Anybody who's spent more than five minutes on the Internet knows
that our Top-Level Domains are getting crowded. TLDs are the
handful of abbreviations that follow the ubiquitous "dot" in
Internet addresses, such as .gov, .net, .edu and the overpopulated
The Internet Corp. for Assigned Names and Numbers, the entity
that stirs this alphabet soup, is weighing proposals to create new
TLDs, which is why the world's airlines, acting through IATA,
proposed to establish a .travel domain.
We commend IATA for taking the initiative on this matter and for
submitting a comprehensive and thoroughly documented plan. It looks
like they spent months working on it -- in secret.
IATA, which oversees agency accreditation, settlement, and other
services all over the world, understandably sees itself as
"uniquely positioned" to administer the domain and to screen
applicants seeking to do business there, on a "nonexclusionary"
basis. Still, travel folk who flinch when an airline says "trust

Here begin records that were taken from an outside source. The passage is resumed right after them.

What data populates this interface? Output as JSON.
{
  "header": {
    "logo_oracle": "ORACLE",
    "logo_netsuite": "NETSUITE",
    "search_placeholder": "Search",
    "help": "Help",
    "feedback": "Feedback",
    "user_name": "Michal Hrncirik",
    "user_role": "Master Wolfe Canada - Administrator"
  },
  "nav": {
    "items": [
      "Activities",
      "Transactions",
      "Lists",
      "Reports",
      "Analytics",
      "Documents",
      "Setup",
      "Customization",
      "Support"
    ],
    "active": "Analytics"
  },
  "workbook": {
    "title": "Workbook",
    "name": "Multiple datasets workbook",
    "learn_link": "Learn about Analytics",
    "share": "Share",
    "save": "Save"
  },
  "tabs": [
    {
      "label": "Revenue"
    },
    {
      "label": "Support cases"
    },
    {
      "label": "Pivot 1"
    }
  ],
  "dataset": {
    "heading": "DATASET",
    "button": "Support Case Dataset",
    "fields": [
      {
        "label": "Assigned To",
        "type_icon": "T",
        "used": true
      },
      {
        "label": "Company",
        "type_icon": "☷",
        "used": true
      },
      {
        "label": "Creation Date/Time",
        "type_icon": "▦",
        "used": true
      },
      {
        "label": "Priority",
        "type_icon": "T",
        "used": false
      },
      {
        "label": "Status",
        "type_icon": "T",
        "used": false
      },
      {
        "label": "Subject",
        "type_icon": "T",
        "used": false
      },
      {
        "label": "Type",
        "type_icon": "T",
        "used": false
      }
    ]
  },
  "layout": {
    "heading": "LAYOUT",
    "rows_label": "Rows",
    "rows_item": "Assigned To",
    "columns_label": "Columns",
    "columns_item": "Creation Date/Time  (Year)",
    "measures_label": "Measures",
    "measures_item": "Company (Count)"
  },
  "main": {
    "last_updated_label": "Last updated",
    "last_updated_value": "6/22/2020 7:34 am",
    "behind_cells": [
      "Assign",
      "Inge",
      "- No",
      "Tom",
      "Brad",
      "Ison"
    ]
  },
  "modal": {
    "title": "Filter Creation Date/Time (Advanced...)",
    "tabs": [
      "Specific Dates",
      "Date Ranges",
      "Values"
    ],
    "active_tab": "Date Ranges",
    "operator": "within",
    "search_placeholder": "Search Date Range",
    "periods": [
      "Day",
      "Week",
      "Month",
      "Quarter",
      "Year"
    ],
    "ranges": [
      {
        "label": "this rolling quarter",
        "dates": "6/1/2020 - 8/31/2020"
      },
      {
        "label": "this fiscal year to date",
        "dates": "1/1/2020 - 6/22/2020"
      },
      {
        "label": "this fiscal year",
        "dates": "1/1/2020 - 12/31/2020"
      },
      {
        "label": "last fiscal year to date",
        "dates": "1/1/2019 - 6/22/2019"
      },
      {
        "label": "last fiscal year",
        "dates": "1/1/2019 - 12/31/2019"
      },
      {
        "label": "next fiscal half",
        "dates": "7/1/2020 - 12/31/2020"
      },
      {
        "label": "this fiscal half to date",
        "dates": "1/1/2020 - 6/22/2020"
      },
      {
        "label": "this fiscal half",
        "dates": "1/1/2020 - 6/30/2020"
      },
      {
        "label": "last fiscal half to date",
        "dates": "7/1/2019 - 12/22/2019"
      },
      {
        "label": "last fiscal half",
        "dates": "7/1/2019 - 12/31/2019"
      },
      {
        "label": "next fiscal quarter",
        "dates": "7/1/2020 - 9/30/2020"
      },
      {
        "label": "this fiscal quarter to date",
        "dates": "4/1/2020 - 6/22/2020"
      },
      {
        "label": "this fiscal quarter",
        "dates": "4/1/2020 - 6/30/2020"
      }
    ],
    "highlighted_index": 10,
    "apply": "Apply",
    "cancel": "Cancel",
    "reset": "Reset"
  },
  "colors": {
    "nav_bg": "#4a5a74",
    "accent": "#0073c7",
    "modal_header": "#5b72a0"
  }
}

me" will note the presence of words like "fitness" and
"accreditation" in IATA's description of its proposed application
IATA said it intends to create an advisory committee to include
"a broad range of representatives," including consumer groups.
Guidelines would be established to conform with trademark and
copyright laws and prohibit cyber-squatting. Geographic
designations would prevent confusion in the global village, thus
Jazz Tours in Toronto would be jazztours.ca.travel, whereas an
unrelated Jazz Tours in Liverpool could be jazztours.uk.travel.
It's all been very carefully thought out.
And if this goes through, travel agents, hotels, car rental
companies, cruise lines, tour operators -- in a word, all travel
marketers -- will be looking at yet another airline-invented,
airline-administered turnstile, another reminder that you don't wag